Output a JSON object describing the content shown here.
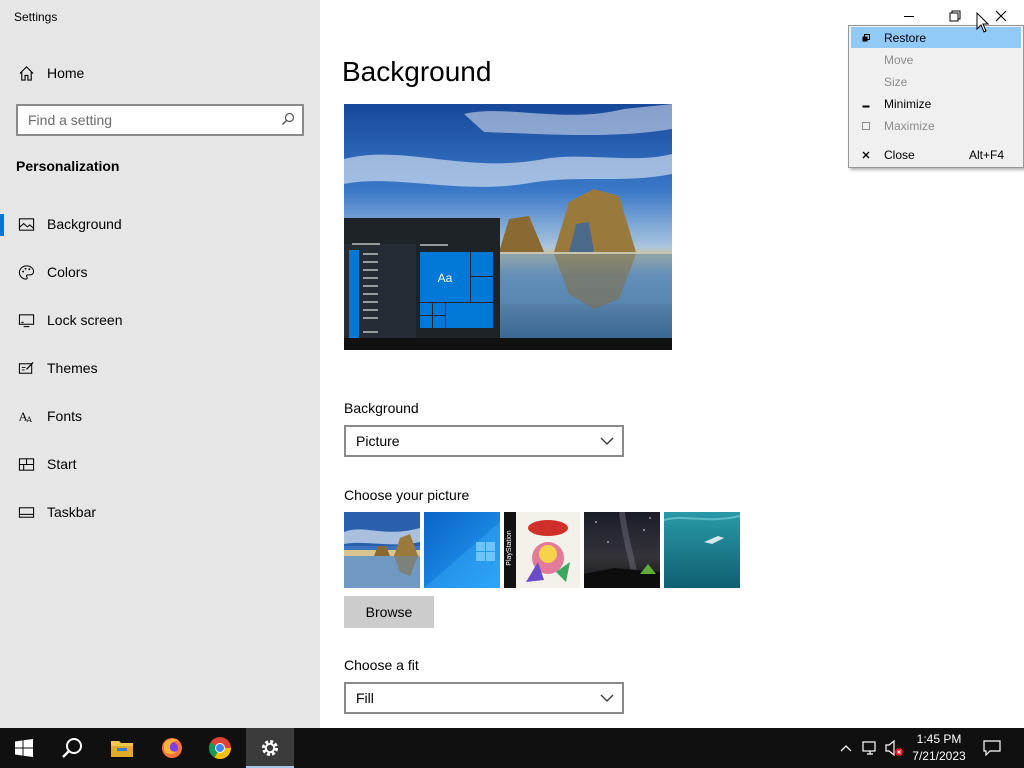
{
  "window": {
    "title": "Settings"
  },
  "sidebar": {
    "home_label": "Home",
    "search_placeholder": "Find a setting",
    "section_title": "Personalization",
    "items": [
      {
        "label": "Background",
        "icon": "picture-icon",
        "selected": true
      },
      {
        "label": "Colors",
        "icon": "palette-icon",
        "selected": false
      },
      {
        "label": "Lock screen",
        "icon": "monitor-icon",
        "selected": false
      },
      {
        "label": "Themes",
        "icon": "themes-icon",
        "selected": false
      },
      {
        "label": "Fonts",
        "icon": "font-icon",
        "selected": false
      },
      {
        "label": "Start",
        "icon": "start-icon",
        "selected": false
      },
      {
        "label": "Taskbar",
        "icon": "taskbar-icon",
        "selected": false
      }
    ]
  },
  "main": {
    "page_title": "Background",
    "preview": {
      "tile_text": "Aa"
    },
    "background_label": "Background",
    "background_value": "Picture",
    "choose_picture_label": "Choose your picture",
    "thumbnails": [
      "Windows 10 beach rock",
      "Windows 10 blue logo",
      "PlayStation game cover",
      "Night sky with tent",
      "Underwater swimmer"
    ],
    "thumbnail_cover_text": "PlayStation",
    "browse_label": "Browse",
    "fit_label": "Choose a fit",
    "fit_value": "Fill"
  },
  "context_menu": {
    "items": [
      {
        "label": "Restore",
        "icon": "restore-icon",
        "enabled": true,
        "highlighted": true,
        "shortcut": ""
      },
      {
        "label": "Move",
        "icon": "",
        "enabled": false,
        "highlighted": false,
        "shortcut": ""
      },
      {
        "label": "Size",
        "icon": "",
        "enabled": false,
        "highlighted": false,
        "shortcut": ""
      },
      {
        "label": "Minimize",
        "icon": "minimize-icon",
        "enabled": true,
        "highlighted": false,
        "shortcut": ""
      },
      {
        "label": "Maximize",
        "icon": "maximize-icon",
        "enabled": false,
        "highlighted": false,
        "shortcut": ""
      },
      {
        "label": "Close",
        "icon": "close-icon",
        "enabled": true,
        "highlighted": false,
        "shortcut": "Alt+F4"
      }
    ]
  },
  "taskbar": {
    "apps": [
      "start-icon",
      "search-icon",
      "file-explorer-icon",
      "firefox-icon",
      "chrome-icon",
      "settings-icon"
    ],
    "time": "1:45 PM",
    "date": "7/21/2023"
  },
  "colors": {
    "accent": "#0078d7",
    "sidebar_bg": "#e6e6e6",
    "menu_highlight": "#91c9f7",
    "taskbar_bg": "#101010"
  }
}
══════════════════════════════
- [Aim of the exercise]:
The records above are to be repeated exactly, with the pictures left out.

- [Solution to this task]:
Output a JSON object describing the content shown here.
{
  "window": {
    "title": "Settings"
  },
  "sidebar": {
    "home_label": "Home",
    "search_placeholder": "Find a setting",
    "section_title": "Personalization",
    "items": [
      {
        "label": "Background",
        "icon": "picture-icon",
        "selected": true
      },
      {
        "label": "Colors",
        "icon": "palette-icon",
        "selected": false
      },
      {
        "label": "Lock screen",
        "icon": "monitor-icon",
        "selected": false
      },
      {
        "label": "Themes",
        "icon": "themes-icon",
        "selected": false
      },
      {
        "label": "Fonts",
        "icon": "font-icon",
        "selected": false
      },
      {
        "label": "Start",
        "icon": "start-icon",
        "selected": false
      },
      {
        "label": "Taskbar",
        "icon": "taskbar-icon",
        "selected": false
      }
    ]
  },
  "main": {
    "page_title": "Background",
    "preview": {
      "tile_text": "Aa"
    },
    "background_label": "Background",
    "background_value": "Picture",
    "choose_picture_label": "Choose your picture",
    "thumbnails": [
      "Windows 10 beach rock",
      "Windows 10 blue logo",
      "PlayStation game cover",
      "Night sky with tent",
      "Underwater swimmer"
    ],
    "thumbnail_cover_text": "PlayStation",
    "browse_label": "Browse",
    "fit_label": "Choose a fit",
    "fit_value": "Fill"
  },
  "context_menu": {
    "items": [
      {
        "label": "Restore",
        "icon": "restore-icon",
        "enabled": true,
        "highlighted": true,
        "shortcut": ""
      },
      {
        "label": "Move",
        "icon": "",
        "enabled": false,
        "highlighted": false,
        "shortcut": ""
      },
      {
        "label": "Size",
        "icon": "",
        "enabled": false,
        "highlighted": false,
        "shortcut": ""
      },
      {
        "label": "Minimize",
        "icon": "minimize-icon",
        "enabled": true,
        "highlighted": false,
        "shortcut": ""
      },
      {
        "label": "Maximize",
        "icon": "maximize-icon",
        "enabled": false,
        "highlighted": false,
        "shortcut": ""
      },
      {
        "label": "Close",
        "icon": "close-icon",
        "enabled": true,
        "highlighted": false,
        "shortcut": "Alt+F4"
      }
    ]
  },
  "taskbar": {
    "apps": [
      "start-icon",
      "search-icon",
      "file-explorer-icon",
      "firefox-icon",
      "chrome-icon",
      "settings-icon"
    ],
    "time": "1:45 PM",
    "date": "7/21/2023"
  },
  "colors": {
    "accent": "#0078d7",
    "sidebar_bg": "#e6e6e6",
    "menu_highlight": "#91c9f7",
    "taskbar_bg": "#101010"
  }
}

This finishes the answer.